>>

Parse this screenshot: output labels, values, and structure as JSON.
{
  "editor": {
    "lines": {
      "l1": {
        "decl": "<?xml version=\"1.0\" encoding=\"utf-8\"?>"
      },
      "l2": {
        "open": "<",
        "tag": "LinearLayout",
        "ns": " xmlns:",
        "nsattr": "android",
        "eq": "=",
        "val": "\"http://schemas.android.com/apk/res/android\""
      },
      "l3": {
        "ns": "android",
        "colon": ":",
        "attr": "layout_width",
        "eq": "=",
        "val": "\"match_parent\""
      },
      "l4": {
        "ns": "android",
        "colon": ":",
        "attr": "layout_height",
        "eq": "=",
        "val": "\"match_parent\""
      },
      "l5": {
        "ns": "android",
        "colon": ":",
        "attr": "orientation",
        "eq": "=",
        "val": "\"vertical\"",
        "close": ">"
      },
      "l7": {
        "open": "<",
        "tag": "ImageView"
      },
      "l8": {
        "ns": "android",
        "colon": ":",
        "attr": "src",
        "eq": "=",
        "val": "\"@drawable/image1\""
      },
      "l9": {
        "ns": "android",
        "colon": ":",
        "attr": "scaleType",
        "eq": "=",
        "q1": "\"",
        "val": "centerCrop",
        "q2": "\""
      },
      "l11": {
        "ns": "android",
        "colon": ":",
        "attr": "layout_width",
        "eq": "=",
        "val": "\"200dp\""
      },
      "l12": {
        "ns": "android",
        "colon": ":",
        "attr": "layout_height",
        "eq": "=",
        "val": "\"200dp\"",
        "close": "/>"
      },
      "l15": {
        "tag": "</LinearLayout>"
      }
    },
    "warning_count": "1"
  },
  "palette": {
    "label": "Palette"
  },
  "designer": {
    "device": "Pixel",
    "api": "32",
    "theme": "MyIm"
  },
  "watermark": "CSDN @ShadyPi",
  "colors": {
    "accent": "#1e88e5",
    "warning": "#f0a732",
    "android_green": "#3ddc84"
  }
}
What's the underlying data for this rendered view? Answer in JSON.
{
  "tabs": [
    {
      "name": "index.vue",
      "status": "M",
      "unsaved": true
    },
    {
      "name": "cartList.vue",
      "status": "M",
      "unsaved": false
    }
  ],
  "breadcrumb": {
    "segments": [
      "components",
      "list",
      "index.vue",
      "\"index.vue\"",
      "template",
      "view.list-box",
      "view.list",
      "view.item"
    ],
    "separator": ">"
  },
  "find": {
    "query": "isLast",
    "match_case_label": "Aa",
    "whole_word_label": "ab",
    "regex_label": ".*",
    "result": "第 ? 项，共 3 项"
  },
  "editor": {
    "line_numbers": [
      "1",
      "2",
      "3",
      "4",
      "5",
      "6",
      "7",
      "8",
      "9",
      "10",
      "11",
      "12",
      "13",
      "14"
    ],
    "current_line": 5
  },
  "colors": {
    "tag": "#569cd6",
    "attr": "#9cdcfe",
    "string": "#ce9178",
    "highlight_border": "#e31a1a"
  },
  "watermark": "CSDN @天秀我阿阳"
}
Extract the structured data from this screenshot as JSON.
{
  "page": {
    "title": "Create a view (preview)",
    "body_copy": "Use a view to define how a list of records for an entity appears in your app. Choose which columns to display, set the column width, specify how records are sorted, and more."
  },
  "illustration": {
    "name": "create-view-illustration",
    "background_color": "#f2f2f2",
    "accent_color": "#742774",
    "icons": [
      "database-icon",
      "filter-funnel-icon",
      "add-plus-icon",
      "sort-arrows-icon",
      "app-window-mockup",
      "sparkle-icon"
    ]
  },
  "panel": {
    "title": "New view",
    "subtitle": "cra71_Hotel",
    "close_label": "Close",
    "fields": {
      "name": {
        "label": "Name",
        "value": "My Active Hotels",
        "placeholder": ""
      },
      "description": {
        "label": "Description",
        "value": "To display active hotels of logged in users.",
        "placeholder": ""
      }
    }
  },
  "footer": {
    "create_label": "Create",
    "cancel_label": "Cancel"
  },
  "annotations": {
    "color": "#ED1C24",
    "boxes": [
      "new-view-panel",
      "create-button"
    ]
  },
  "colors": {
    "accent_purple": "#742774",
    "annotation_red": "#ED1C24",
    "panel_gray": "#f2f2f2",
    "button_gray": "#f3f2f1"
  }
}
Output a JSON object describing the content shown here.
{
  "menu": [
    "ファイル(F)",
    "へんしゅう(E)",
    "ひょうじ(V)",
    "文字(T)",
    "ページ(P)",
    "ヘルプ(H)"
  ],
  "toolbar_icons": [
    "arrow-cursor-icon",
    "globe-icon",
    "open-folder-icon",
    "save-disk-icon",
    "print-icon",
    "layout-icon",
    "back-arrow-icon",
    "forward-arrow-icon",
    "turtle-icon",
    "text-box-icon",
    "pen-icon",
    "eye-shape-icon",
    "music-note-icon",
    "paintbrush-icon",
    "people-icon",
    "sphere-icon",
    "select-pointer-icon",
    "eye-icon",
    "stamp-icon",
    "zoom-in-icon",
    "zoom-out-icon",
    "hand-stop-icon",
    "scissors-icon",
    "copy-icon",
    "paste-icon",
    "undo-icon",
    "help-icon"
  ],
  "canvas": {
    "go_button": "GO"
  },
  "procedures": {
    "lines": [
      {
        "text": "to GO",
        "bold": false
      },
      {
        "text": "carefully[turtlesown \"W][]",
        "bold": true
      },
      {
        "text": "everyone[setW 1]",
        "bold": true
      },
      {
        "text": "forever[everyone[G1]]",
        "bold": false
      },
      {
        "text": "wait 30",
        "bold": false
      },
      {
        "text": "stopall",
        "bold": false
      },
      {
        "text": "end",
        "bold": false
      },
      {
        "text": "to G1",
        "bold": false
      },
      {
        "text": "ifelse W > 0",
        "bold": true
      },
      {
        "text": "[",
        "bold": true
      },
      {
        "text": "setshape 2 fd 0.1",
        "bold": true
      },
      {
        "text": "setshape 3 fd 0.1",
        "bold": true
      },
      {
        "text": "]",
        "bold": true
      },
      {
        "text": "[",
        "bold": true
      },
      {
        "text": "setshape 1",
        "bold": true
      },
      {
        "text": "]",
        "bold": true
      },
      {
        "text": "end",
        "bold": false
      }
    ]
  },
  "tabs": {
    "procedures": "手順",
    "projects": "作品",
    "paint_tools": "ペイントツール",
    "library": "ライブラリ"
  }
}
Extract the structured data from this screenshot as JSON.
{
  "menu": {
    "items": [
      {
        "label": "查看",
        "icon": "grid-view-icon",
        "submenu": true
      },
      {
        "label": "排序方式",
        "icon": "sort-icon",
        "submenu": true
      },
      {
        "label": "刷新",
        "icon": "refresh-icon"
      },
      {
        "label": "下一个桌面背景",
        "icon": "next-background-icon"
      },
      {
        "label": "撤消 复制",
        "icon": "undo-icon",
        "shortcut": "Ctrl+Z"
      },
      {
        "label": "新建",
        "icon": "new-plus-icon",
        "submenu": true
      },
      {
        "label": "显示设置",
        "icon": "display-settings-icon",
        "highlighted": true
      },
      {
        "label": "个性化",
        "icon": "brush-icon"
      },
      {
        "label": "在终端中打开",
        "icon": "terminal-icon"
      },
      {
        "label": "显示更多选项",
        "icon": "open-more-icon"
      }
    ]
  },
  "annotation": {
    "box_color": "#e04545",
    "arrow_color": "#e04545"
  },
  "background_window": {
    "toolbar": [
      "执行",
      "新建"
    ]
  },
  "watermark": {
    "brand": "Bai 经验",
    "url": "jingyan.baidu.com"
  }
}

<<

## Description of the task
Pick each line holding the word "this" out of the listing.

## Written reply
Parse this screenshot: output labels, values, and structure as JSON.
What's the underlying data for this rendered view? Answer in JSON.
Extract the structured data from this screenshot as JSON.
Extract the structured data from this screenshot as JSON.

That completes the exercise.